One candidate, Cory Evans, will file with $250,000 in his campaign account, Politicker reported earlier today. And it turns out that even that amount–relatively immense for an assembly race–will be overshadowed by the sum raised by a second candidate, business executive Gus Christensen, who will report a haul of nearly $400,000, according to a source close to him.
In a statement provided to Politicker, Mr. Christensen, who was said to have contributed about $250,000 from his own pocket, touted the sum as a sign of his campaign’s strength.
“I am humbled and honored by this groundswell of support from across our district,” he said. “These numbers clearly show that New Yorkers are excited about the prospect of bringing real progressive representation back to the East Side and Roosevelt Island.”
Mr. Christensen said he will make a final decision about whether to run or not in the “coming days,” but sources in the district say a run is very much in the works. The managing director of Evercore, an investment bank, he has already hired Red Horse Strategies to represent him.
Mr. Kellner has not filed his numbers yet with the state–today is the filing deadline–but a recent report shows he only had a little more than $30,000 in his account.
The incumbent has been the subject of controversy since last summer, when sexual harassment allegations emerged as he was running for the City Council. Mr. Kellner eventually lost that race and recently was stripped of his committee chairmanship after an Assembly investigation found him in violation of the Assembly’s anti-sexual harassment rules. Mr. Kellner, who has maintained his innocence, is appealing the ruling and says the investigation was flawed and did not provide him due process.
Mr. Kellner’s future is unclear. Some Upper East Side Democrats believe Mr. Kellner could serve out his term and not seek re-election, while others foresee him battling on. Mr. Evans hosted a fund-raiser for Mr. Kellner in September of 2012, adding further intrigue to the contest. Some sources speculated that Mr. Evans’ entry into the race could mean that Mr. Kellner may eventually choose to step aside.

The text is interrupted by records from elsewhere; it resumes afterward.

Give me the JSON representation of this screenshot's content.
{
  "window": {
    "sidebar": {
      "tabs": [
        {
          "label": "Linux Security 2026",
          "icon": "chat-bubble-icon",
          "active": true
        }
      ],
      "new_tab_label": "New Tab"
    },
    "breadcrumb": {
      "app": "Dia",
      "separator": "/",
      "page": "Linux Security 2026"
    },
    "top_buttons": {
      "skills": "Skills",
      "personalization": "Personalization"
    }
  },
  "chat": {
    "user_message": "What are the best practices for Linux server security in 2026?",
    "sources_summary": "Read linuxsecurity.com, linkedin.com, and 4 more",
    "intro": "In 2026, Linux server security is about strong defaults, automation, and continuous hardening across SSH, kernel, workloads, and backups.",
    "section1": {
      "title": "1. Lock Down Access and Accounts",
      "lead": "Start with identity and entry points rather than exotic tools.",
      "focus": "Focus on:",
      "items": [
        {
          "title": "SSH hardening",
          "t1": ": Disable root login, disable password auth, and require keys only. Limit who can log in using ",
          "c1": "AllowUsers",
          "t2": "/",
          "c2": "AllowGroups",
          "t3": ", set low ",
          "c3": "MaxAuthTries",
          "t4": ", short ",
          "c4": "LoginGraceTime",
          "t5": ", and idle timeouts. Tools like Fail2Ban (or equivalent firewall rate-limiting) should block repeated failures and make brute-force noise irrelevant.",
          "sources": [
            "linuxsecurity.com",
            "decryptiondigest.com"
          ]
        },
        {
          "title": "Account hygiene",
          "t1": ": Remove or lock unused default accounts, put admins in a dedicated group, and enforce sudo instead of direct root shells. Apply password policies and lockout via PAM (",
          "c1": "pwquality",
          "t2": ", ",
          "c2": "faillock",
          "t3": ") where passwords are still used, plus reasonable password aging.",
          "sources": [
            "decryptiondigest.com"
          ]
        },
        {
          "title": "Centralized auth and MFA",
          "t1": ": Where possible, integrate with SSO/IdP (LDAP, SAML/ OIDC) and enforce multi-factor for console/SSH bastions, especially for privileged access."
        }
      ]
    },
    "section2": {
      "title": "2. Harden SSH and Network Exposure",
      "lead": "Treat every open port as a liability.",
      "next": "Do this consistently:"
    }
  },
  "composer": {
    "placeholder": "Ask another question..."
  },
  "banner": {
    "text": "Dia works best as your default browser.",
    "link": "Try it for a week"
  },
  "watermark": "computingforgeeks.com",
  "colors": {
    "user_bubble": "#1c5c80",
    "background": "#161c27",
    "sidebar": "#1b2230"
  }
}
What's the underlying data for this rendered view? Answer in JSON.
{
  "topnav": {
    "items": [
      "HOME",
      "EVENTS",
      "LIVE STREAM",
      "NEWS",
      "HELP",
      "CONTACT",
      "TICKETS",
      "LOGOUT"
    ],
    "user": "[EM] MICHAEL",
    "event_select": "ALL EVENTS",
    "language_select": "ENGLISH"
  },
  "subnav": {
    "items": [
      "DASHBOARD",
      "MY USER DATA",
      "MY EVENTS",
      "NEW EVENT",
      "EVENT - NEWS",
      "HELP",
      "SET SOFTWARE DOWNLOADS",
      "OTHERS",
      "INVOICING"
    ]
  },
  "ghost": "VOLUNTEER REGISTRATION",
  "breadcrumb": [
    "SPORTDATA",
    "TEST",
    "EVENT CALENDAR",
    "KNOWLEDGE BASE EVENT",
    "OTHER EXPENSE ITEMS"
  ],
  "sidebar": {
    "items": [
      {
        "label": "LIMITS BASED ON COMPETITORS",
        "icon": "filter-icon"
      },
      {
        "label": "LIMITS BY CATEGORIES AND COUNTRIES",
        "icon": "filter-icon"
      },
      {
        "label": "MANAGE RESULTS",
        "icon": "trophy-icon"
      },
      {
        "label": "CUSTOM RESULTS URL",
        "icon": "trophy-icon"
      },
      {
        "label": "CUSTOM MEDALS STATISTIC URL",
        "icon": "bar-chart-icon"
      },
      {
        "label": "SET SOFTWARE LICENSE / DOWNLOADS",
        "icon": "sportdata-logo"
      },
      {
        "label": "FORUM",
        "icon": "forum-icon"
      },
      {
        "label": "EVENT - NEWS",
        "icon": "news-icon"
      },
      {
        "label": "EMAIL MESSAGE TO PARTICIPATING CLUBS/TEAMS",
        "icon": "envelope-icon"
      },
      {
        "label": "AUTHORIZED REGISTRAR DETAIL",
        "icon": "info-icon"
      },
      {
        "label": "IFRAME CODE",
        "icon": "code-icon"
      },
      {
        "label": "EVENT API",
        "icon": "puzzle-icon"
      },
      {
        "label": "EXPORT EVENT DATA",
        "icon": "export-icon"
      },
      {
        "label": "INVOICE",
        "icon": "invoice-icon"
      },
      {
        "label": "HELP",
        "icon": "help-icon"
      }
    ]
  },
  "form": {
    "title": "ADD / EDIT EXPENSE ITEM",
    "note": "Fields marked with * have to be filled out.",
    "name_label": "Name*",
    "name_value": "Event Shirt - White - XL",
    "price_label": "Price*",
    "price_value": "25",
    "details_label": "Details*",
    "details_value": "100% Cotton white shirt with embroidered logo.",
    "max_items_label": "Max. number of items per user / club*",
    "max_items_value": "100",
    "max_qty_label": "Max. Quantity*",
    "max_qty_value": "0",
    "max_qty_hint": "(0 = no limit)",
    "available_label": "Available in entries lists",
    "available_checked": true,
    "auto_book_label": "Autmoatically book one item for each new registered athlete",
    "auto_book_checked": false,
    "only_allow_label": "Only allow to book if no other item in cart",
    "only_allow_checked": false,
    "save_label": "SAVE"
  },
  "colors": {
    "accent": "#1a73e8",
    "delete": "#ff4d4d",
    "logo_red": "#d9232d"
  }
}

Mr. Kellner has not returned requests for comment.
Correction: This story has been updated to reflect that the fund-raiser Mr. Evans hosted for Mr. Kellner took place in September of 2012, not 2013.